By an amazing feat of deduction that puts the Swedish police points ahead of their Danish counterpart, Emil’s kidnapper is traced. She was a fosterling with him and her home has every but of evidence needed to connect her to every murder. And guess who she is? None other than Creepy Annika, Funeral Director and Stalker.

And she’s missing, last seen, by Claes, catching a train to Gothenburg. A number of clues are lightly scattered over the two episodes. Claes doesn’t turn up for his lunch with ex-wife Asa, claiming some feeble excuse about an urgent publisher’s phone call. Annika never checked in at the trade fair she was off to. She didn’t return at 9.30, when Claes went to collect her. And when the increasingly flustered Asa beards him at his flat, he’s jogging up the stairs carrying a spade.

Mark my words, we’re too close to the end for a red herring, Creepy Annika is no longer among the living. That’s what you get for threatening to expose your stalkee as a patricide.

So, if Annika’s dead, that means the murder trail is over, right? With two episodes left? Don’t be daft.

It’s time to hie ourselves over to that infernal triangle, Freddie, Asa and Jeanette, and things are getting fraughter and fraughter by the scene. Freddie kidnapping Jeanette into safety was one mother of a mistake: Asa has found herself forced to face the reality of ‘her’ baby being in another woman’s womb, which is interfering badly with her feelings of being able to bond with the little nipper.

Which is not helped by Freddie taking every possible opportunity to hang around with Jeanette, who is growing ever more sceptical of the wisdom of handing  over her baby to parents who argue all the time. More than just her hormones are making her doubt, even though with the Idiot Marc as her only support (and him urging her on to give it away, think of the money), trying to keep the baby is the worst worst solution to this problem.

Then all hell breaks loose. Asa, needing a friendly ear, confides in Claes that she’s been faking the pregnancy. And callous Claes, who’s been playing her all this time looking for an angle to get at Freddie, blows it to the press. All is anger and pandemonium, but what tips Jeanette over the edge is Freddie moving on from feeling the baby bump to nuzzling her neck. With suspicious ease, the Idiot Marc is able to spring her from her captivity at Freddie’s estate (under the noses oof the press vulture pack) and off to their cabin.

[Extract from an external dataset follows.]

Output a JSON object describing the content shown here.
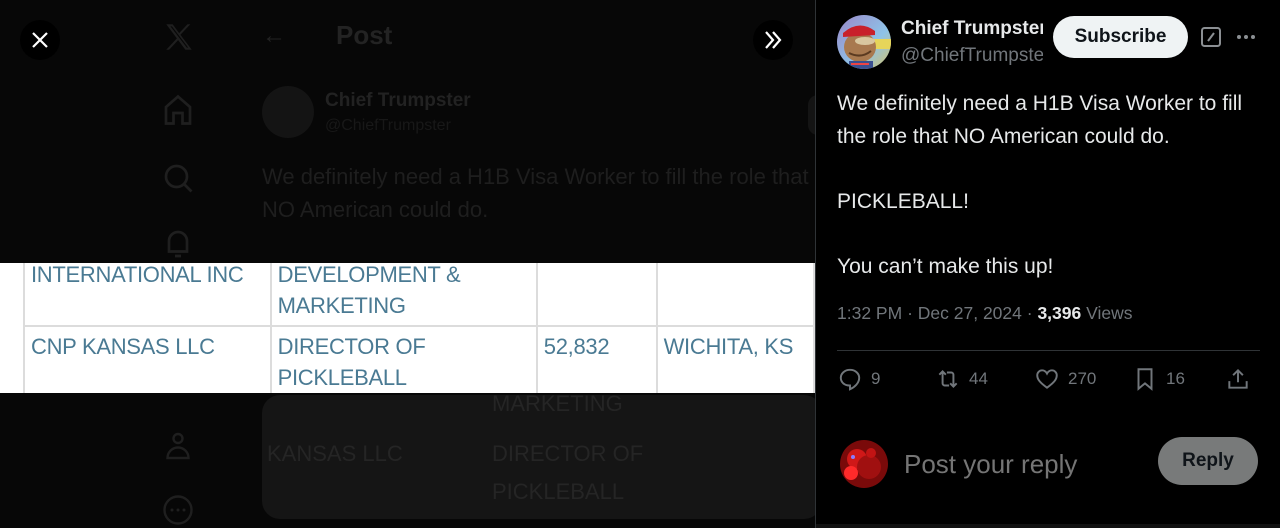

Which is the first place Freddie thinks of going. Only Jeanette’s not there. The Idiot Marc is, only his head is leaving a very red trace against the outside wall where he was standing when he was shot (call me callous, but Freddie’s right, she’s better off without him, she is).

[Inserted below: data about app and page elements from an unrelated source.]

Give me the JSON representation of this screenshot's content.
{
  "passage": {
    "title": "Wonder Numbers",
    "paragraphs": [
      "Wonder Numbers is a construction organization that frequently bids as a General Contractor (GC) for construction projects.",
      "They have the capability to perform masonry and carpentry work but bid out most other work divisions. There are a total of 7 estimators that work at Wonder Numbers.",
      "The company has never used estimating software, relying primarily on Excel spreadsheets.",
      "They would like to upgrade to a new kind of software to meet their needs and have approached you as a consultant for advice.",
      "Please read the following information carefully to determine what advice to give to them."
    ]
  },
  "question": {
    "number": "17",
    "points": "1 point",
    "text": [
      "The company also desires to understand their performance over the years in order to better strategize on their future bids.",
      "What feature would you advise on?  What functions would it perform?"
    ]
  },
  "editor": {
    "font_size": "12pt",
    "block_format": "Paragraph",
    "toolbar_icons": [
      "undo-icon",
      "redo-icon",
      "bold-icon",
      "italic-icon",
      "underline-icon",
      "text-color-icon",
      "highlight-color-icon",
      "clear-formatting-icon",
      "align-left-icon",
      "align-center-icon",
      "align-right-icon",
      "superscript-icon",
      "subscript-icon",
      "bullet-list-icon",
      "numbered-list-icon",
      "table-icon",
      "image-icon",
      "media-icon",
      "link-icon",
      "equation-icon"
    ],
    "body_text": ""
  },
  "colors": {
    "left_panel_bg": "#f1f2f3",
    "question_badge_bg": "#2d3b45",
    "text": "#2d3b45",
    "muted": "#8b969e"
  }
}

Well, not in the short room. Jeanette wakes up, bound and gagged to a chair. Only it’s not a normal chair, it’s an obstetrics chair, with her feet already in the stirrups. It takes no leap of imagination to know what that means.

Have I left anything out? Loads and loads, but having mentioned two action sequences, I should just briefly attend to the other. Saga and Henrick bring in Creepy Annika’s jailbird ex-husband for questioning. Saga overlooks searching him – her performance has been affected by all this – and he’s carrying a gun which he shoots off. He’s surrounded by guns on all sides and backs down, but one of his wild shots has hit John’s daughter in the arm.

It’s the spur Linn the Troll needs to send Saga off the case.

So, having covered most of everything that happened to some degree or other – you’ve got to agree that that’s a helluva lot for two hours, surely the episodes must have been twice as long to get all that in – I will conclude with one predictive point. At the outset, Mr/Ms Mystery was following the heavily pregnant Asa but as soon as Tina sent through the artificial bump pictures, s/he turned round and drove off.

Now they’ve kidnapped the girl who’s really carrying Fat Freddie’s baby.

If it’s someone who’s got it in for him, the prime suspect is dear old patricidal cad, Claes. But if Creepy Annika was involved, and she only forced herself onto him after the sequence started, how and where did he come into the picture? But I’m pointing the finger at him. This time next week, we’ll know…